This becomes clear u. a. in the modern Greek language , in which the genera verbi have largely broken away from the semantic diathesis (see the example below ).

Active and passive in German and Latin

In all cases it is about changing the relationship between the verb and its fellow players. So the meaning of a verb e.g. B. an acting teammate and an object on which the action is performed: The verb "move" requires a mover and a moving direct object . Typically, the acting person is the subject of the sentence. To compare with a language in which the diathesis is part of the inflection , here is an example (the subject is italic, the object is bold, the verb is underlined ):

German Latin
Mary moves the stone. Maria lapidem movet .

In this case the asset is available. The passive voice is formed by changing the verb morphologically:

German Latin
The stone is moved . Lapis movetur .

Now the agent is no longer the grammatical subject, but the object of the action has become the grammatical subject. The acting person takes a back seat, the object becomes the subject of the sentence. The number of necessary arguments of a verb is called its valence . The passive voice reduces the valence of the verb because the content subject is no longer necessary, but optional. It can be added again:
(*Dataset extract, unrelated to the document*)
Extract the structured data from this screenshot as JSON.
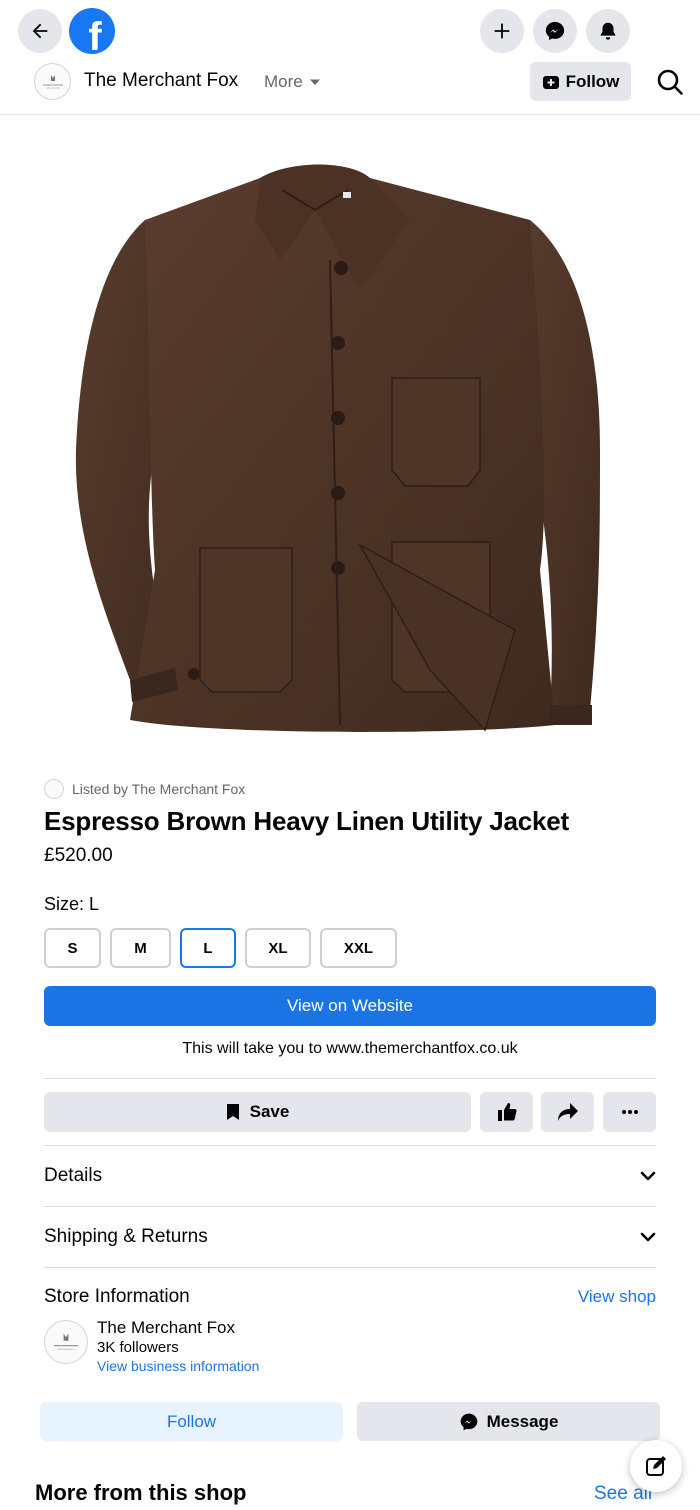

German Latin
The stone is of Maria moved . Lapis a Maria movetur .

In the reflexive, subject and object are identical:

German Latin
The stone moves . Lapis movetur .
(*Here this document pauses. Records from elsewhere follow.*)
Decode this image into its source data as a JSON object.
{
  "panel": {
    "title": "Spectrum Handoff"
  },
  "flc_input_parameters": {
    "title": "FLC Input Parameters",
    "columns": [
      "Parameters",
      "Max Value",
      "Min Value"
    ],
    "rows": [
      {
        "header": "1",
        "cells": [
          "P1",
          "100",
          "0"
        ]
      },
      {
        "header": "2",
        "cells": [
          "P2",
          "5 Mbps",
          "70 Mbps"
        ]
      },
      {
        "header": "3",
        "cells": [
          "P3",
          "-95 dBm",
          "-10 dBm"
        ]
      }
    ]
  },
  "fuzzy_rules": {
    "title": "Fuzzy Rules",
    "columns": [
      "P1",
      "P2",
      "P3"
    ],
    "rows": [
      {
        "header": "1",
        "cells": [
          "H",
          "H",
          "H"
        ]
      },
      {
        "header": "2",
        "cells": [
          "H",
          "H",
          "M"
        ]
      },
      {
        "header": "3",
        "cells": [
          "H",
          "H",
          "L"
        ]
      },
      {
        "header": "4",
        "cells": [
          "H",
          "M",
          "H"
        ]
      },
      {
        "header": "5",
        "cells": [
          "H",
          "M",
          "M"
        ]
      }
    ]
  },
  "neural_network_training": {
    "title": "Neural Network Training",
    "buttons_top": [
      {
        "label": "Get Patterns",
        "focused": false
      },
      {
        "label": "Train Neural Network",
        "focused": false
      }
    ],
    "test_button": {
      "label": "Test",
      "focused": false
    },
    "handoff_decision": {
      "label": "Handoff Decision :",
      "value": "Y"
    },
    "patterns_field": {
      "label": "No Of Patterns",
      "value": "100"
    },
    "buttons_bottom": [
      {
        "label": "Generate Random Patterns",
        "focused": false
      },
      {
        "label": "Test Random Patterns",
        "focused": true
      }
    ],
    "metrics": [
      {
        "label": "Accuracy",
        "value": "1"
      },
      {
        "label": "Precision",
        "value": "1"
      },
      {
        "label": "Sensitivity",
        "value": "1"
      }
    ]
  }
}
This indicates in this case that it is no longer possible to clearly distinguish whether the stone is the subject or the object of the process. In the case of reflexive forms of verbs (such as washing oneself ) it can also mean that a person performs an action on himself:

Peter washes himself.
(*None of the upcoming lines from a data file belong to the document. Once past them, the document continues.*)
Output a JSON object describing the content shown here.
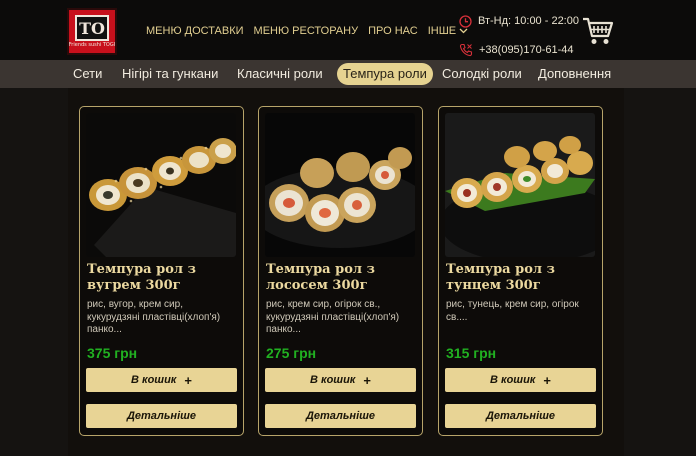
{
  "header": {
    "logo_mark": "TO",
    "logo_tagline": "Friends sushi TOGI",
    "nav": [
      "МЕНЮ ДОСТАВКИ",
      "МЕНЮ РЕСТОРАНУ",
      "ПРО НАС",
      "ІНШЕ"
    ],
    "hours": "Вт-Нд: 10:00 - 22:00",
    "phone": "+38(095)170-61-44"
  },
  "categories": {
    "items": [
      "Сети",
      "Нігірі та гункани",
      "Класичні роли",
      "Темпура роли",
      "Солодкі роли",
      "Доповнення"
    ],
    "active_index": 3
  },
  "products": [
    {
      "title": "Темпура рол з вугрем 300г",
      "description": "рис, вугор, крем сир, кукурудзяні пластівці(хлоп'я) панко...",
      "price": "375 грн",
      "add_label": "В кошик",
      "details_label": "Детальніше"
    },
    {
      "title": "Темпура рол з лососем 300г",
      "description": "рис, крем сир, огірок св., кукурудзяні пластівці(хлоп'я) панко...",
      "price": "275 грн",
      "add_label": "В кошик",
      "details_label": "Детальніше"
    },
    {
      "title": "Темпура рол з тунцем 300г",
      "description": "рис, тунець, крем сир, огірок св....",
      "price": "315 грн",
      "add_label": "В кошик",
      "details_label": "Детальніше"
    }
  ],
  "colors": {
    "accent_gold": "#e8d495",
    "price_green": "#21b021",
    "logo_red": "#c8101c",
    "icon_red": "#d6303a"
  },
  "icons": [
    "clock-icon",
    "phone-icon",
    "cart-icon",
    "chevron-down-icon",
    "plus-icon"
  ]
}
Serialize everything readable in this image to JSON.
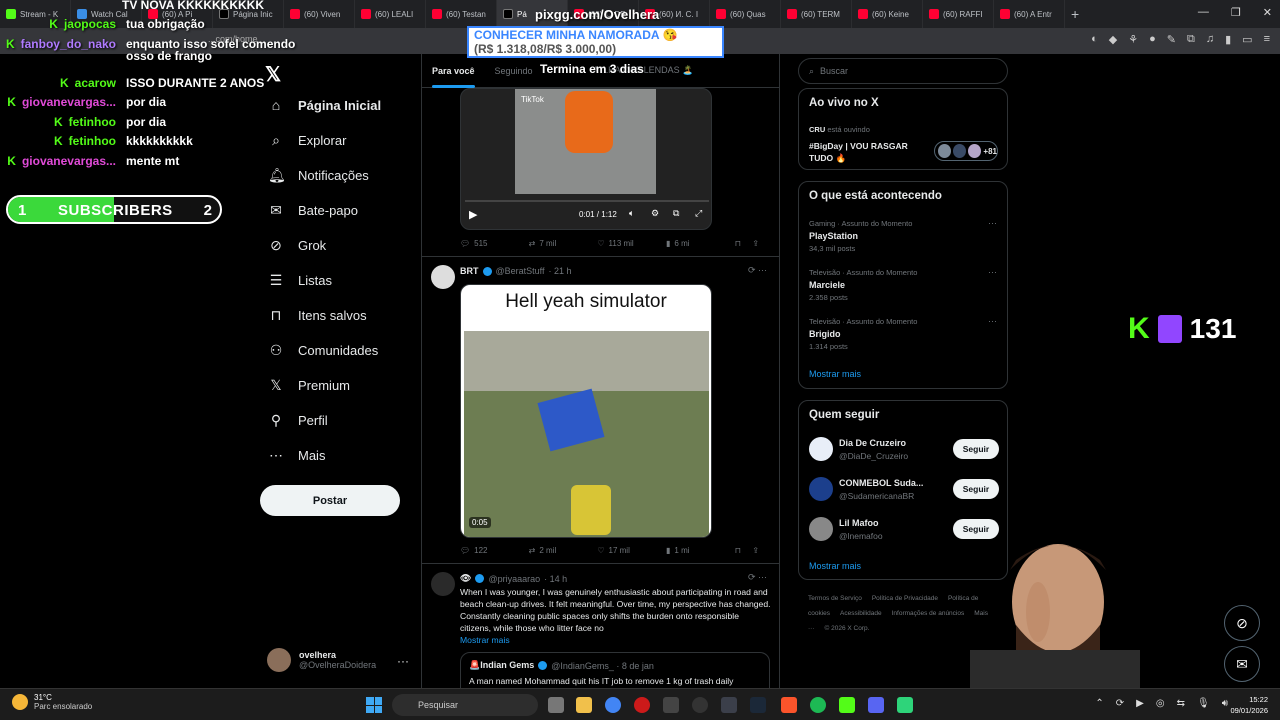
{
  "browser": {
    "tabs": [
      {
        "label": "Stream - K",
        "fav": "kick"
      },
      {
        "label": "Watch Cal",
        "fav": "tv"
      },
      {
        "label": "(60) A Pi",
        "fav": "yt"
      },
      {
        "label": "Página Inic",
        "fav": "x"
      },
      {
        "label": "(60) Viven",
        "fav": "yt"
      },
      {
        "label": "(60) LEALI",
        "fav": "yt"
      },
      {
        "label": "(60) Testan",
        "fav": "yt"
      },
      {
        "label": "Pá",
        "fav": "x",
        "active": true
      },
      {
        "label": "(60) 'O DE",
        "fav": "yt"
      },
      {
        "label": "(60) И. С. I",
        "fav": "yt"
      },
      {
        "label": "(60) Quas",
        "fav": "yt"
      },
      {
        "label": "(60) TERM",
        "fav": "yt"
      },
      {
        "label": "(60) Keine",
        "fav": "yt"
      },
      {
        "label": "(60) RAFFI",
        "fav": "yt"
      },
      {
        "label": "(60) A Entr",
        "fav": "yt"
      }
    ],
    "new_tab": "+",
    "url": "...com/home",
    "window_controls": [
      "—",
      "❐",
      "✕"
    ]
  },
  "overlay": {
    "top_title": "TV NOVA KKKKKKKKKK",
    "pix_url": "pixgg.com/Ovelhera",
    "goal_line1": "CONHECER MINHA NAMORADA 😘",
    "goal_line2": "(R$ 1.318,08/R$ 3.000,00)",
    "goal_ends": "Termina em 3 dias",
    "chat": [
      {
        "user": "jaopocas",
        "msg": "tua obrigação",
        "color": "green",
        "k": true
      },
      {
        "user": "fanboy_do_nako",
        "msg": "enquanto isso sofel comendo",
        "color": "purple",
        "k": true
      },
      {
        "user": "",
        "msg": "osso de frango",
        "color": "green",
        "k": false
      },
      {
        "user": "acarow",
        "msg": "ISSO DURANTE 2 ANOS",
        "color": "green",
        "k": true
      },
      {
        "user": "giovanevargas...",
        "msg": "por dia",
        "color": "pink",
        "k": true
      },
      {
        "user": "fetinhoo",
        "msg": "por dia",
        "color": "green",
        "k": true
      },
      {
        "user": "fetinhoo",
        "msg": "kkkkkkkkkk",
        "color": "green",
        "k": true
      },
      {
        "user": "giovanevargas...",
        "msg": "mente mt",
        "color": "pink",
        "k": true
      }
    ],
    "subs": {
      "start": "1",
      "label": "SUBSCRIBERS",
      "goal": "2",
      "progress": 0.5
    },
    "viewers": {
      "k": "K",
      "count": "131"
    }
  },
  "x": {
    "nav": [
      {
        "icon": "home-icon",
        "glyph": "⌂",
        "label": "Página Inicial",
        "bold": true
      },
      {
        "icon": "search-icon",
        "glyph": "⌕",
        "label": "Explorar"
      },
      {
        "icon": "bell-icon",
        "glyph": "🔔︎",
        "label": "Notificações"
      },
      {
        "icon": "mail-icon",
        "glyph": "✉",
        "label": "Bate-papo"
      },
      {
        "icon": "grok-icon",
        "glyph": "⊘",
        "label": "Grok"
      },
      {
        "icon": "list-icon",
        "glyph": "☰",
        "label": "Listas"
      },
      {
        "icon": "bookmark-icon",
        "glyph": "⊓",
        "label": "Itens salvos"
      },
      {
        "icon": "people-icon",
        "glyph": "⚇",
        "label": "Comunidades"
      },
      {
        "icon": "x-icon",
        "glyph": "𝕏",
        "label": "Premium"
      },
      {
        "icon": "person-icon",
        "glyph": "⚲",
        "label": "Perfil"
      },
      {
        "icon": "more-circle-icon",
        "glyph": "⋯",
        "label": "Mais"
      }
    ],
    "post_label": "Postar",
    "profile": {
      "name": "ovelhera",
      "handle": "@OvelheraDoidera",
      "more": "···"
    },
    "feed_tabs": [
      "Para você",
      "Seguindo",
      "",
      "",
      "A ILHA DAS LENDAS 🏝️"
    ],
    "tweet1": {
      "tiktok": "TikTok",
      "time": "0:01 / 1:12",
      "replies": "515",
      "reposts": "7 mil",
      "likes": "113 mil",
      "views": "6 mi"
    },
    "tweet2": {
      "name": "BRT",
      "handle": "@BeratStuff",
      "time": "· 21 h",
      "caption": "Hell yeah simulator",
      "duration": "0:05",
      "replies": "122",
      "reposts": "2 mil",
      "likes": "17 mil",
      "views": "1 mi"
    },
    "tweet3": {
      "handle": "@priyaaarao",
      "time": "· 14 h",
      "text": "When I was younger, I was genuinely enthusiastic about participating in road and beach clean-up drives. It felt meaningful. Over time, my perspective has changed. Constantly cleaning public spaces only shifts the burden onto responsible citizens, while those who litter face no",
      "show_more": "Mostrar mais",
      "quote_name": "🚨Indian Gems",
      "quote_handle": "@IndianGems_ · 8 de jan",
      "quote_text": "A man named Mohammad quit his IT job to remove 1 kg of trash daily"
    },
    "search_placeholder": "Buscar",
    "live": {
      "title": "Ao vivo no X",
      "host": "CRU",
      "listening": "está ouvindo",
      "space": "#BigDay | VOU RASGAR TUDO 🔥",
      "count": "+81"
    },
    "trends": {
      "title": "O que está acontecendo",
      "items": [
        {
          "cat": "Gaming · Assunto do Momento",
          "name": "PlayStation",
          "count": "34,3 mil posts"
        },
        {
          "cat": "Televisão · Assunto do Momento",
          "name": "Marciele",
          "count": "2.358 posts"
        },
        {
          "cat": "Televisão · Assunto do Momento",
          "name": "Brigido",
          "count": "1.314 posts"
        }
      ],
      "more": "Mostrar mais"
    },
    "who_to_follow": {
      "title": "Quem seguir",
      "items": [
        {
          "name": "Dia De Cruzeiro",
          "handle": "@DiaDe_Cruzeiro",
          "btn": "Seguir",
          "color": "#e8eef8"
        },
        {
          "name": "CONMEBOL Suda...",
          "handle": "@SudamericanaBR",
          "btn": "Seguir",
          "color": "#1c3f8c"
        },
        {
          "name": "Lil Mafoo",
          "handle": "@lnemafoo",
          "btn": "Seguir",
          "color": "#888888"
        }
      ],
      "more": "Mostrar mais"
    },
    "footer": [
      "Termos de Serviço",
      "Política de Privacidade",
      "Política de cookies",
      "Acessibilidade",
      "Informações de anúncios",
      "Mais ···",
      "© 2026 X Corp."
    ]
  },
  "taskbar": {
    "temp": "31°C",
    "weather": "Parc ensolarado",
    "search": "Pesquisar",
    "time": "15:22",
    "date": "09/01/2026"
  },
  "colors": {
    "kick": "#53fc18",
    "x_blue": "#1d9bf0",
    "twitch": "#9146ff"
  }
}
Gender verbi and diathesis in modern Greek

In ancient and modern Greek , as well as less often in Latin , there is a group of verbs whose grammatical gender verbi does not match the diathesis expressed by the verb. In the case that a grammatically passive verb has an active diathesis, one speaks of deposit . Accordingly, grammatical means can no longer be used to form semantic passive from these dumps, since the passive form is “already occupied”; in this case a speaker has to resort to lexical means.

These verbs are particularly common in modern Greek, whose current passive paradigm developed from the ancient Greek medium. For "normal" verbs - if they develop both genera verbi - the same applies as in German that the grammatical active always expresses the active diathesis. Your grammatical passive, however, is not always to be assigned to the passive diathesis, but often to the reflexive or reciprocal. A typical example of this relatively large group of verbs is βρίσκω (vrísko) “I find”, whose passive βρίσκομαι (vrískome) mostly does not mean “I am found”, but reflexively “I am”.

  • The grammatical passive of a "normal verb" has reflexive diathesis:
Ο άντρας πλένεται. "The man washes himself." (But if the subject is not a living being, the passive diathesis is adopted: "The car is washed.")
Το αγόρι κρύβεται. "The boy is hiding." (The meaning "The boy is hidden" must be expressed with lexical means)
  • The grammatical passive of a "normal verb" has reciprocal diathesis:
Μη σπρώχνεστε! "Don't push yourself!"
  • Some depositions (verbs that only exist in the grammatical passive) have a purely active diathesis:
Έρχομαι, Κοιμάμαι, Στέκομαι: "I'm coming." "I'm sleeping." "I'm standing."
  • Many other deposits predominantly, but not exclusively, express the reflexive diathesis:
θυμάμαι, αρνούμαι, αισθάνομαι: "I remember." "I refuse." "I feel."

See also


  • Hans Ruge: Grammar of Modern Greek (phonology, form theory, syntax) . Cologne 2001.
  • Thomas Tinnefeld: The passive voice as a terminological problem. Analyzes and suggestions with a special focus on French grammarography. In: Albert Barrera-Vidal, Manfred Raupach, Ekkehard Zöfgen: (Ed.): Grammatica vivat. Concepts, descriptions and analyzes on the subject of 'foreign language grammar' . In memoriam Hartmut Kleineidam. Narr, Tübingen 1992 (Tübingen Contributions to Linguistics (TBL); 365) pp. 187-199
  • Magnus Frisch: Why “Passive” when (it) also works “Active”? Comparative linguistic reflections on the genus verbi in Latin and German. In: The ancient language teaching. 52, No. 1, 2009, ISSN  0002-6670 , pp. 22-33.